→ WHAT YOU HAVE TO DO: The reply should hold every line of the listing exactly, and none of its images.
:: LISTED ENTRIES ::
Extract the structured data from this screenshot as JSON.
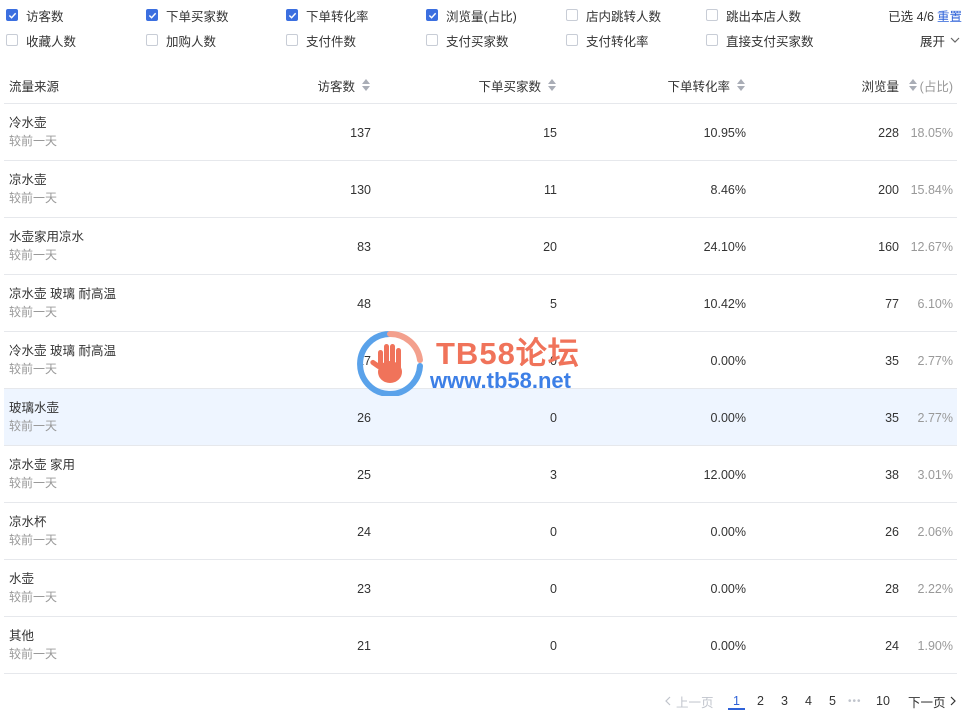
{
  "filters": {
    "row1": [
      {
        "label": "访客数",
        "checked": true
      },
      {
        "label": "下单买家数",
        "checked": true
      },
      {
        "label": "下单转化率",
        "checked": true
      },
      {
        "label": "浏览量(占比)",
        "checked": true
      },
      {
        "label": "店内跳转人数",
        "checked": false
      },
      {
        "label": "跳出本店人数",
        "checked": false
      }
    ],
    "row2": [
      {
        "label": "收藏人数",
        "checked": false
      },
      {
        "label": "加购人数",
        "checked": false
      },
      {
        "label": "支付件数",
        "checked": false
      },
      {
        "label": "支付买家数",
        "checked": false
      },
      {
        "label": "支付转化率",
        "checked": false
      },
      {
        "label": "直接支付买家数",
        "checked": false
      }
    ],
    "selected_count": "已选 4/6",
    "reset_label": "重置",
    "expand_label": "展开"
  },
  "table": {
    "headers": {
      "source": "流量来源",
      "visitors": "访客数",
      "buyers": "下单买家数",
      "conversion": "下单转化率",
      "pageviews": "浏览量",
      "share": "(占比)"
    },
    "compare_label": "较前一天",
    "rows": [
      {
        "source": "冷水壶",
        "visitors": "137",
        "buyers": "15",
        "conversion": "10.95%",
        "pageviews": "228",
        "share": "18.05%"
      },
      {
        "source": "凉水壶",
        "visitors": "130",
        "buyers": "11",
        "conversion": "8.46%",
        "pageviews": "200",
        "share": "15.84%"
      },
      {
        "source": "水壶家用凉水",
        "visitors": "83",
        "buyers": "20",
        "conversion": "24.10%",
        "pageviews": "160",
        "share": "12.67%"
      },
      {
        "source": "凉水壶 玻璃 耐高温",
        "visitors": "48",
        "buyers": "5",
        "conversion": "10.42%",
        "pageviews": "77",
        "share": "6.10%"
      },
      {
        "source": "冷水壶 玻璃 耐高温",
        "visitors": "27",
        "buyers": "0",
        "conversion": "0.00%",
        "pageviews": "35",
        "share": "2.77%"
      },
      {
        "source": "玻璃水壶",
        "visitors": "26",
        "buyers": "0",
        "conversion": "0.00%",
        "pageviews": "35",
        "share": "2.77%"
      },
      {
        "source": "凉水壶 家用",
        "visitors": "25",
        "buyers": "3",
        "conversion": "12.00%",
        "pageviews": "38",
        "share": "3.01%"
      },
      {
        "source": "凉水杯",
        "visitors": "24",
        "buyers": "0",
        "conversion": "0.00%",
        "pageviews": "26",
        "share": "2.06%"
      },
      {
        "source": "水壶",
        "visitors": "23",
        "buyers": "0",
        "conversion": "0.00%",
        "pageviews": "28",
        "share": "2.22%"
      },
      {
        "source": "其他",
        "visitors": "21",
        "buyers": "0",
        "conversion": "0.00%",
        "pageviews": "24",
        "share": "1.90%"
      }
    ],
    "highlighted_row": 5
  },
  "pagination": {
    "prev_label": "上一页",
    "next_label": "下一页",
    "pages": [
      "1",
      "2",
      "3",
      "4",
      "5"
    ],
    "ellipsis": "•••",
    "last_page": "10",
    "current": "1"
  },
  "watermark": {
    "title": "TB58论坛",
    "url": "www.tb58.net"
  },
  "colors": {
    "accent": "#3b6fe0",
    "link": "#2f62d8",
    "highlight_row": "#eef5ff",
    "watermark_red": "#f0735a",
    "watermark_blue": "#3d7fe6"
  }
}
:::
→ OUTPUT BELOW:
Extract the structured data from this screenshot as JSON.
{
  "filters": {
    "row1": [
      {
        "label": "访客数",
        "checked": true
      },
      {
        "label": "下单买家数",
        "checked": true
      },
      {
        "label": "下单转化率",
        "checked": true
      },
      {
        "label": "浏览量(占比)",
        "checked": true
      },
      {
        "label": "店内跳转人数",
        "checked": false
      },
      {
        "label": "跳出本店人数",
        "checked": false
      }
    ],
    "row2": [
      {
        "label": "收藏人数",
        "checked": false
      },
      {
        "label": "加购人数",
        "checked": false
      },
      {
        "label": "支付件数",
        "checked": false
      },
      {
        "label": "支付买家数",
        "checked": false
      },
      {
        "label": "支付转化率",
        "checked": false
      },
      {
        "label": "直接支付买家数",
        "checked": false
      }
    ],
    "selected_count": "已选 4/6",
    "reset_label": "重置",
    "expand_label": "展开"
  },
  "table": {
    "headers": {
      "source": "流量来源",
      "visitors": "访客数",
      "buyers": "下单买家数",
      "conversion": "下单转化率",
      "pageviews": "浏览量",
      "share": "(占比)"
    },
    "compare_label": "较前一天",
    "rows": [
      {
        "source": "冷水壶",
        "visitors": "137",
        "buyers": "15",
        "conversion": "10.95%",
        "pageviews": "228",
        "share": "18.05%"
      },
      {
        "source": "凉水壶",
        "visitors": "130",
        "buyers": "11",
        "conversion": "8.46%",
        "pageviews": "200",
        "share": "15.84%"
      },
      {
        "source": "水壶家用凉水",
        "visitors": "83",
        "buyers": "20",
        "conversion": "24.10%",
        "pageviews": "160",
        "share": "12.67%"
      },
      {
        "source": "凉水壶 玻璃 耐高温",
        "visitors": "48",
        "buyers": "5",
        "conversion": "10.42%",
        "pageviews": "77",
        "share": "6.10%"
      },
      {
        "source": "冷水壶 玻璃 耐高温",
        "visitors": "27",
        "buyers": "0",
        "conversion": "0.00%",
        "pageviews": "35",
        "share": "2.77%"
      },
      {
        "source": "玻璃水壶",
        "visitors": "26",
        "buyers": "0",
        "conversion": "0.00%",
        "pageviews": "35",
        "share": "2.77%"
      },
      {
        "source": "凉水壶 家用",
        "visitors": "25",
        "buyers": "3",
        "conversion": "12.00%",
        "pageviews": "38",
        "share": "3.01%"
      },
      {
        "source": "凉水杯",
        "visitors": "24",
        "buyers": "0",
        "conversion": "0.00%",
        "pageviews": "26",
        "share": "2.06%"
      },
      {
        "source": "水壶",
        "visitors": "23",
        "buyers": "0",
        "conversion": "0.00%",
        "pageviews": "28",
        "share": "2.22%"
      },
      {
        "source": "其他",
        "visitors": "21",
        "buyers": "0",
        "conversion": "0.00%",
        "pageviews": "24",
        "share": "1.90%"
      }
    ],
    "highlighted_row": 5
  },
  "pagination": {
    "prev_label": "上一页",
    "next_label": "下一页",
    "pages": [
      "1",
      "2",
      "3",
      "4",
      "5"
    ],
    "ellipsis": "•••",
    "last_page": "10",
    "current": "1"
  },
  "watermark": {
    "title": "TB58论坛",
    "url": "www.tb58.net"
  },
  "colors": {
    "accent": "#3b6fe0",
    "link": "#2f62d8",
    "highlight_row": "#eef5ff",
    "watermark_red": "#f0735a",
    "watermark_blue": "#3d7fe6"
  }
}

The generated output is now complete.